“While we still strongly believe that the experience of being together for the LCTC course has provided wonderful opportunities for meeting new friends and colleagues and networking, the changing times have propelled us to revisit the course delivery options,” Cadwell says. 

ALPP will offer an online, remotely-proctored CLC exam starting this week

The LCTC course combines up-to-date high level evidence, counseling training, policy and practice.

“I have learned so much already that medical school, 20 years of practicing and nursing four babies never taught me. (I am only in the second section!)” one participant shares. 

Another participant shares: “I was extremely happy with this course, as it was taught in a way that was inclusive, free of bias, and with much knowledge. In addition, the evidence that was provided was exceptional. Though I was not able to do this course in person, the instructors created a course that was not only highly educational, but also enjoyable. Thank you again to all that made this course happen.”

Photo by Charles Deluvio on Unsplash

The online LCTC is a self-paced online course presented in an engaging and energetic format through videos, self-check questions and competency verification and twice-weekly office hours with faculty to answer additional questions for online participants. 

“I am truly enjoying the format of this course and it definitely helps that you are all so entertaining and fun! I feel like I am sitting in your living room and you are telling me everything you know and it is quite lovely!” on participant exclaims.

The course should take 52 hours to complete (just like the in-person version).

“I’m so impressed with our participants. They are working on the course when they get back from a long day working in the hospital or in between their kids online school zoom meetings. They are finding ways to grow and learn, even with this new ‘normal’ we are all experiencing,” according to Healthy Children Project faculty Kajsa Brimdyr.

Offering the LCTC online has produced some unexpected benefits like accessibility. 

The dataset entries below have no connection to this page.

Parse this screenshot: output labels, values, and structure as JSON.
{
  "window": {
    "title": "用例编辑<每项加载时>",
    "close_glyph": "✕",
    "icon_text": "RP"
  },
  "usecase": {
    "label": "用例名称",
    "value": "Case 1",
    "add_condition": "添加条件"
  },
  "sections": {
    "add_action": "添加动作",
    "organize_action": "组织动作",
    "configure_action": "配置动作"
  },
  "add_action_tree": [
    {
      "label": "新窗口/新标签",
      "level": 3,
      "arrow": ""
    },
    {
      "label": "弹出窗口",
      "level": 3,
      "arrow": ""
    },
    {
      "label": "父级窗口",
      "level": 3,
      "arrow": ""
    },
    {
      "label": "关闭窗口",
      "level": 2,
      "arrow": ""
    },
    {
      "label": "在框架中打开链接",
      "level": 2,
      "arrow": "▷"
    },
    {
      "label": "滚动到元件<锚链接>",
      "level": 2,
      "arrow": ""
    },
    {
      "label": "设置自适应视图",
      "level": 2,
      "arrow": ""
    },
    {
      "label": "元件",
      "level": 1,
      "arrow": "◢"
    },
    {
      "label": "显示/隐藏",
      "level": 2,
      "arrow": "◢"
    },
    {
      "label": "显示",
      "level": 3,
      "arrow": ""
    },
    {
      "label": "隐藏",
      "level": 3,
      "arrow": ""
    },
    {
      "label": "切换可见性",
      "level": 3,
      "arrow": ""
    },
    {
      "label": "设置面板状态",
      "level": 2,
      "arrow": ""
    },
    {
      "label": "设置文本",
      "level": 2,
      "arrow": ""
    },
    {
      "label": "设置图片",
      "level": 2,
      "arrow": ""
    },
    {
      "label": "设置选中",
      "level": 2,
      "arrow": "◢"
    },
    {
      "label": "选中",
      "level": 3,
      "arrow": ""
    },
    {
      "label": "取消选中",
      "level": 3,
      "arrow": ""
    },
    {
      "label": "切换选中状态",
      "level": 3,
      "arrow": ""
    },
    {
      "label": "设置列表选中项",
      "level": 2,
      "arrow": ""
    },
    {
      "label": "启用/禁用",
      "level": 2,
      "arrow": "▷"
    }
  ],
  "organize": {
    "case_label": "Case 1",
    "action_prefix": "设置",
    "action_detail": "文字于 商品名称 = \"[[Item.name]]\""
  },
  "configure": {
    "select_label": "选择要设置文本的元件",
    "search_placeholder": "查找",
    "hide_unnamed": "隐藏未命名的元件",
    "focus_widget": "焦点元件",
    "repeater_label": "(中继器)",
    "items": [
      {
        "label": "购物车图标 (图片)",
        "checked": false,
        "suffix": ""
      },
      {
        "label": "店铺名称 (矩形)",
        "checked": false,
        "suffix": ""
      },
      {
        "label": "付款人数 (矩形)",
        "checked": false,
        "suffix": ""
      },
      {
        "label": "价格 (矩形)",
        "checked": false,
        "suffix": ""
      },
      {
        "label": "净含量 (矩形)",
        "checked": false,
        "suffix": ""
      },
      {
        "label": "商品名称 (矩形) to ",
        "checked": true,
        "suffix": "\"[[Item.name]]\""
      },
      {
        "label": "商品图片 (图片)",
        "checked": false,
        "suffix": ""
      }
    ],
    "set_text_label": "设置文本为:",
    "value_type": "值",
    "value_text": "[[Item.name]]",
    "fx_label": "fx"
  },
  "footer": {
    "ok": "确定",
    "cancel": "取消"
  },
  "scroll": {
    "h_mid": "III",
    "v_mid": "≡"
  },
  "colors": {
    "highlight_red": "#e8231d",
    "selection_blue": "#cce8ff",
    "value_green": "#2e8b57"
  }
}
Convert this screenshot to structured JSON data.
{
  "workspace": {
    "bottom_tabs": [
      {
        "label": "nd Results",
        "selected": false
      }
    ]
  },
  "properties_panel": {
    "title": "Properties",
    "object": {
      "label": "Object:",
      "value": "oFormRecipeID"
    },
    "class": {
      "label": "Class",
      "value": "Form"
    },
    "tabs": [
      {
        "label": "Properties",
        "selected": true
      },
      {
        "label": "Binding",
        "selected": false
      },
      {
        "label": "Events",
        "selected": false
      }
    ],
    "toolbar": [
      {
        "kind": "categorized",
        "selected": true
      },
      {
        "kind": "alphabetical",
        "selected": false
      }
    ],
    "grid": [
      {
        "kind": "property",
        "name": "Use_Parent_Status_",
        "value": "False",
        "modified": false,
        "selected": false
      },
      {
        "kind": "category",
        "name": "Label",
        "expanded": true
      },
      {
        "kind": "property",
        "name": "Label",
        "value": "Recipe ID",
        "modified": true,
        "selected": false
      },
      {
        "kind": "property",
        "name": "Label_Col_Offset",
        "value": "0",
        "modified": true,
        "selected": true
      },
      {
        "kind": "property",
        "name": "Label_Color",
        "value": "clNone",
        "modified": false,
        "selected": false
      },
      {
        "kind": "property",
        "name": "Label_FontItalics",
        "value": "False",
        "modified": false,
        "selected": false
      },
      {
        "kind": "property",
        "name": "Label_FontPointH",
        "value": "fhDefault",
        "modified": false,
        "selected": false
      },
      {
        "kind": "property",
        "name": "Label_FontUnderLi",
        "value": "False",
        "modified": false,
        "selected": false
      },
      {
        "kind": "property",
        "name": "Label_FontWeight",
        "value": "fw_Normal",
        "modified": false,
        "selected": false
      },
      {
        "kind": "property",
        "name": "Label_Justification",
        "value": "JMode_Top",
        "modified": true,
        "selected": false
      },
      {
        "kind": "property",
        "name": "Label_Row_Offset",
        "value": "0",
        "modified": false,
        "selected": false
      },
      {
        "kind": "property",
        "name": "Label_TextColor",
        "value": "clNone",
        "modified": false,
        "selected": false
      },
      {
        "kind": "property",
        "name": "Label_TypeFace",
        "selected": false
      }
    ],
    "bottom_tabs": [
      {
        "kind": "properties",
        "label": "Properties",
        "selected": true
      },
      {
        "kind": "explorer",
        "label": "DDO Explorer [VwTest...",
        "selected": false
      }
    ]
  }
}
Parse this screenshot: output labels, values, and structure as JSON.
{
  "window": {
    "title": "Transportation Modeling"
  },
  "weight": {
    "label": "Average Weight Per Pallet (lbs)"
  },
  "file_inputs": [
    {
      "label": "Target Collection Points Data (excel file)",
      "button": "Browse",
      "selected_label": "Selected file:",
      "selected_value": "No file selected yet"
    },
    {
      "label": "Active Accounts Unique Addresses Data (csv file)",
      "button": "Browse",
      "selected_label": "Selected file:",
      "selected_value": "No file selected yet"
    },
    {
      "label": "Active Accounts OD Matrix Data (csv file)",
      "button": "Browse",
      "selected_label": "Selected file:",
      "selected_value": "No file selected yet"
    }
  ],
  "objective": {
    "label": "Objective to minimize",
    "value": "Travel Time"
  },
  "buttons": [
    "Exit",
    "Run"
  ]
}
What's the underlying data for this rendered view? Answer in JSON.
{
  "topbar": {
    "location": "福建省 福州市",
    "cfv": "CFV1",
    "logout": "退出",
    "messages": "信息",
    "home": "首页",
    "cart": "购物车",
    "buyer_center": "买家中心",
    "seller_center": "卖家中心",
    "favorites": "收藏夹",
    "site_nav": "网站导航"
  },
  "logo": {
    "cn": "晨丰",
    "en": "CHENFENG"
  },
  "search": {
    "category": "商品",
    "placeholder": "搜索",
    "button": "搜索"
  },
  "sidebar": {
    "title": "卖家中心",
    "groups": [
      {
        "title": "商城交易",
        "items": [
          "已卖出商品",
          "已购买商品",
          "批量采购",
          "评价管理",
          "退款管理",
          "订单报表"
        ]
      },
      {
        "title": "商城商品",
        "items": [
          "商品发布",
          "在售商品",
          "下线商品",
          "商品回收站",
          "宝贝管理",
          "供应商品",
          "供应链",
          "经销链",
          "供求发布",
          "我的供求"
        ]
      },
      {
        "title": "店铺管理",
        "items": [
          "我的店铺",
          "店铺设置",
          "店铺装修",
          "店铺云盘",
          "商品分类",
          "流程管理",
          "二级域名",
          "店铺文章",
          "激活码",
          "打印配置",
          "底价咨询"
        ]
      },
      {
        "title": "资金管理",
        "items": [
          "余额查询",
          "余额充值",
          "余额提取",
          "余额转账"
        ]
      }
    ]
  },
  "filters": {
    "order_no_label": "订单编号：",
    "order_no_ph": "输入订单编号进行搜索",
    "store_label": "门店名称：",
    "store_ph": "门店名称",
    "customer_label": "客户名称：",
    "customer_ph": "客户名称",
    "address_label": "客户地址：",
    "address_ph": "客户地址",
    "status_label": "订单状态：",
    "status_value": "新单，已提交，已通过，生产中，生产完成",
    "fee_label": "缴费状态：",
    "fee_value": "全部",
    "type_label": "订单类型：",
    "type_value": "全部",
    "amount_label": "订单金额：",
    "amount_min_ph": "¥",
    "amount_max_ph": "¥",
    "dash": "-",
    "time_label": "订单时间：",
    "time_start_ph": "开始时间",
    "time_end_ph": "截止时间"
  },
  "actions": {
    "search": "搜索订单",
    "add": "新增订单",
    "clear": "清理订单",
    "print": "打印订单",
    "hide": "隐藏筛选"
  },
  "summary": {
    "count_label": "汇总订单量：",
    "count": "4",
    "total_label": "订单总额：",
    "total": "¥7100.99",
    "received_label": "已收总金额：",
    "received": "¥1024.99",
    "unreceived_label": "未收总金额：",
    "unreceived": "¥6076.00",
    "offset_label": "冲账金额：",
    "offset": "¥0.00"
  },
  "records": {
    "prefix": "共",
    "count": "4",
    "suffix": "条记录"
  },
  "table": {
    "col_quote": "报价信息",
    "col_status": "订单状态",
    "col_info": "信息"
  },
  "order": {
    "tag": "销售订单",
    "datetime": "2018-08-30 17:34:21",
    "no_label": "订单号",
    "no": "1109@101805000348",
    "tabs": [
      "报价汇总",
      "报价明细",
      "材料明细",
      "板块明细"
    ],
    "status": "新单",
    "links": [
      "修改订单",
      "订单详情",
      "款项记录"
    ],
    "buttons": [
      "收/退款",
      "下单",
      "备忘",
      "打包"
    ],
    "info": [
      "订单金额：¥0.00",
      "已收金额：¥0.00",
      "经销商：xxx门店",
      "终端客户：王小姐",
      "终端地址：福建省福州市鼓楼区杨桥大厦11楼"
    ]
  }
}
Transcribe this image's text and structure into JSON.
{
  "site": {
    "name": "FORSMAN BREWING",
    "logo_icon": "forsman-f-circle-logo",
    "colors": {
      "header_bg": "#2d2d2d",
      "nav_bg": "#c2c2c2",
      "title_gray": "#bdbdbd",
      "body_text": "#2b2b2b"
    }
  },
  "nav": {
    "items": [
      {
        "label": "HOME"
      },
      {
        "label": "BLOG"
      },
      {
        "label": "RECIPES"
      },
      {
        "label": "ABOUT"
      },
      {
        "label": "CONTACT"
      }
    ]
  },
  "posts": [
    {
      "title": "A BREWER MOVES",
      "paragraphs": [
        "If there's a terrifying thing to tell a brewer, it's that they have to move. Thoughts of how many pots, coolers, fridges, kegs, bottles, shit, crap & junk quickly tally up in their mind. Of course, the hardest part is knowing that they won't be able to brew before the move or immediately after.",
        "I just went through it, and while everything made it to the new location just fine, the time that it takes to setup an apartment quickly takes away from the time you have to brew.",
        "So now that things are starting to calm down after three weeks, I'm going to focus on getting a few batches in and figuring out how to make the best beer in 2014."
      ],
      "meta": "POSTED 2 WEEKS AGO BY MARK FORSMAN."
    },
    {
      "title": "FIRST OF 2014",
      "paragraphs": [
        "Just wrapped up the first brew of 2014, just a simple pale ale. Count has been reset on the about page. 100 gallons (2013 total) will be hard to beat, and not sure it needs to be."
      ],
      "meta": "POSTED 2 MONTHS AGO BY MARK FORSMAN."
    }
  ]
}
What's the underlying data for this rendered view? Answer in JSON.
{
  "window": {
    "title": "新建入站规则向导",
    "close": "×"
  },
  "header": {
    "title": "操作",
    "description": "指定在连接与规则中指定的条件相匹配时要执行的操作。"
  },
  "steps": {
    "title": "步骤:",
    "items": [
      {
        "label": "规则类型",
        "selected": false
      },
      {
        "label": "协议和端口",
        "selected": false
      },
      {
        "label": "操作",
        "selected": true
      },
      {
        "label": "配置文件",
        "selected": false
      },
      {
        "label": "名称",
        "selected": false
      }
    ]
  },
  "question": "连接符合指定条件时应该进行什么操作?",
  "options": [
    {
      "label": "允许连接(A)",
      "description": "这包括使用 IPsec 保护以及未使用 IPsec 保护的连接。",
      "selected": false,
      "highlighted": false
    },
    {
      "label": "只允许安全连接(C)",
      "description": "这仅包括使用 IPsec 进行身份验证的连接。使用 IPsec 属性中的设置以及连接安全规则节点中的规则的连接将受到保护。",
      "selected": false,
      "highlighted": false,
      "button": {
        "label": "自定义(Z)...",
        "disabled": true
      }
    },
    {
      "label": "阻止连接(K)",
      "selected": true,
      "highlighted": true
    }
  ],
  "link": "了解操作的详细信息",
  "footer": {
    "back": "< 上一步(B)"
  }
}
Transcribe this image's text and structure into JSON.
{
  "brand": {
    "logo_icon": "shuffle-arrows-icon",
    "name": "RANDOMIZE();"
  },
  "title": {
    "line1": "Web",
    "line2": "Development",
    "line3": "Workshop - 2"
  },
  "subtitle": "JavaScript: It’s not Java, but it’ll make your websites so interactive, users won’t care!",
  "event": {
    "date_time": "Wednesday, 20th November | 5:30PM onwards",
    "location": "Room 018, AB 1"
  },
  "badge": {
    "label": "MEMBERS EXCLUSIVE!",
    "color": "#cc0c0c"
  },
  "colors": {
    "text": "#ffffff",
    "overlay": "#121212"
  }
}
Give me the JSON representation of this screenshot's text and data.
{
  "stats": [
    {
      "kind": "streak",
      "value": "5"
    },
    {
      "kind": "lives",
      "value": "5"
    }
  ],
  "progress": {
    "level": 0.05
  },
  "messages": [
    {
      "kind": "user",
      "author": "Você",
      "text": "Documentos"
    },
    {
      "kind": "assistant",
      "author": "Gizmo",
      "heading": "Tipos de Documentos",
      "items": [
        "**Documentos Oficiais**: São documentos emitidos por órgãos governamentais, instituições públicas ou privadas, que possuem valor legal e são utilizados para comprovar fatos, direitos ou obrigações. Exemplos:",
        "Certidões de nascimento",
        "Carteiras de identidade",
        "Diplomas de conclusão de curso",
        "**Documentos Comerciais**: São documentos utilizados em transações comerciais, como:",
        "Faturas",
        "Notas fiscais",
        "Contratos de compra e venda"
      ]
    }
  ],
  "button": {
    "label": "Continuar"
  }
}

“I love that we are able to offer this to those who need the flexibility of online learning, those who may not be able to get five days off in a row can take this course on their own time, in a way that works for busy lives and schedules,” says Brimdyr.

“I enjoyed the teaching methods utilized and enjoyed the ability to work on training while having the ability to pause and do other duties for my employment as well,” another participant attests.

What’s more, faculty has gotten creative about how to best replicate the face-to-face experience. 

“The office hours are a popular aspect of the new online class,” says Healthy Children Project’s Anna Blair. “Karin and I have had a great time getting to know the participants and help them think about how to integrate the new information into their practice. It’s really fun. My dog, Sandy, occasionally joins us and I love seeing all the faces (and participants’ babies and dogs) on the screen during the office hours.” 

Blair continues, “It is so nice to connect with the participants who are going through this journey.” 

Participants have also shared that one of their favorite parts of the course is  the virtual office hours with faculty. 

“It is really helpful hearing some of the questions and answers people are asking/getting,” one explains. 

Participants can email questions in advance or ask questions during the office hours in the chat feature of the program. In the absence of in-person learning, this feature replicates the value of hearing others’ questions. Each office hour section is logged and labeled by topic so that students can revisit and review the questions at their convenience. 

Photo by Richard Jaimes on Unsplash

“We kept thinking about the phrase ‘Laurus crescit in arduis’ –Laurel grows in steep and difficult places,” Cadwell begins. “Not only have we seen amazing stories of resilience in the news and with our friends, our team at Healthy Children has been focused on making a difference in the world. We all have, and need, the opportunity to bloom. Learning together, we can share our experiences and knowledge. We have loved hearing from our participants during the course – their ideas, experiences and future plans. We all can work together to make a difference for breastfeeding families.”


To register for the Online Lactation Counselor Training, please click here.